Published: 20 June 2014
The creation of artificial wetlands in concrete drainage channels in tropical cities can improve water quality. The conditions for these artificial wetlands have been tested and adopted in recent months by Deltares in Singapore. A pilot wetland measuring 50 x 4 metres will be created in a channel in Singapore in the near future, giving the city the first project of this kind in the world. Ellis Penning, the Instream Wetlands project manager at Deltares, will present the results in greater detail on 26 June at theEcohydraulics symposium in Trondheim.
Two goals achieved sustainably in a single operation
Concrete drainage channels are common in tropical cities. During the rainy season, extremely large amounts of water are drained out through the channels, preventing flooding. Singapore wants to improve the appearance of the channels, and also to enhance water quality. Creating wetlands makes it possible to achieve both these goals sustainably in a single operation. Ellis Penning: ‘Together with NUS Deltares (the regional alliance of Deltares and the University of Singapore), we conducted tests in the Van Kleef Centre, the university’s research centre. We conducted experiments that allowed us to identify the most effective types of sand and vegetation.’
Correct design crucial
The next step was to come up with a design for the wetland. Ellis Penning: ‘The drainage channels have to be able to cope with extremely high levels of rainfall, even when the vegetation is in place and so the design has to be just right. If there is too much vegetation, the channel can overflow; if there is too little, the water will not be cleaned adequately. On the basis of the tests, we were able to establish a picture of all the factors needed to ensure the proper functioning of urban wetlands and we can now say whether this is a feasible option in any given location.’

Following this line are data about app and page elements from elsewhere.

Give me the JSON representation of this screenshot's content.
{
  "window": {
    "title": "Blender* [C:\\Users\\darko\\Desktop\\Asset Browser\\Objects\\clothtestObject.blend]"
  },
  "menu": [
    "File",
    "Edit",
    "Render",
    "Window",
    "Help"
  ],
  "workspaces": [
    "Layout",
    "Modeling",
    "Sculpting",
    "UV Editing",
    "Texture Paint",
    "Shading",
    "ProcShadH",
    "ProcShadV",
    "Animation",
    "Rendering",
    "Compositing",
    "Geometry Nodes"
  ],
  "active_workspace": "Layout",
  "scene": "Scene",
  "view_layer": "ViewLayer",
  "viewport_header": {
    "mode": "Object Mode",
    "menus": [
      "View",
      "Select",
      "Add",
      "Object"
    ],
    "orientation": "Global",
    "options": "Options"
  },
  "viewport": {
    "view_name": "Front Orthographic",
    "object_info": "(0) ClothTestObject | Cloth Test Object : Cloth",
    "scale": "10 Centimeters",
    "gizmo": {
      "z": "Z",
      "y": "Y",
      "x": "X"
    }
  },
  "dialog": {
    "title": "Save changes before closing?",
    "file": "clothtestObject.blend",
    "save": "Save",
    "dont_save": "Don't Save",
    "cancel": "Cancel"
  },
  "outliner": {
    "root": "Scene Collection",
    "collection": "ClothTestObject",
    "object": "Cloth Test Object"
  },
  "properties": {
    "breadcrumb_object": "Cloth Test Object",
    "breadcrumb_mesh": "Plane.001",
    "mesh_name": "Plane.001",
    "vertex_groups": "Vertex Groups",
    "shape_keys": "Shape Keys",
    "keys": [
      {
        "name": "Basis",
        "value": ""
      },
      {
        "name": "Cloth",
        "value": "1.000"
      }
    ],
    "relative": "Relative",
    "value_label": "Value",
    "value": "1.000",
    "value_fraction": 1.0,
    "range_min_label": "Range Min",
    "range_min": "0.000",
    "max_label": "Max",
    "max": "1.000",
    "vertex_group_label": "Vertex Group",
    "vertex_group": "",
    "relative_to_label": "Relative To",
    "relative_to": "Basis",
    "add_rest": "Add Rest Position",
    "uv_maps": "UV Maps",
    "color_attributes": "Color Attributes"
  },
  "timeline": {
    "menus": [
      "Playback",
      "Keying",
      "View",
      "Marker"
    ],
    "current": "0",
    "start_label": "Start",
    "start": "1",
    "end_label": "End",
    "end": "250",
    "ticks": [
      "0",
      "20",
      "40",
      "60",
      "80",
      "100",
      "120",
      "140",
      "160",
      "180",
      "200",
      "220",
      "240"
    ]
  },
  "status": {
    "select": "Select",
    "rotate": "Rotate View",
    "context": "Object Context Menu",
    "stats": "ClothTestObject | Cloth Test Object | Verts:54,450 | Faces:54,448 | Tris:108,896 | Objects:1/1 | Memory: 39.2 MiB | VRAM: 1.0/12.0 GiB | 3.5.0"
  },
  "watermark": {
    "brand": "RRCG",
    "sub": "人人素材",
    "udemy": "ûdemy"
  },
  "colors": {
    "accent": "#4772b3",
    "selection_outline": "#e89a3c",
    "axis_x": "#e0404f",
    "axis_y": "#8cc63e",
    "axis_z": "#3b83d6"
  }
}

The pilot study is being conducted on behalf of the Public Utility Board of Singapore and in collaboration with NUS Deltares.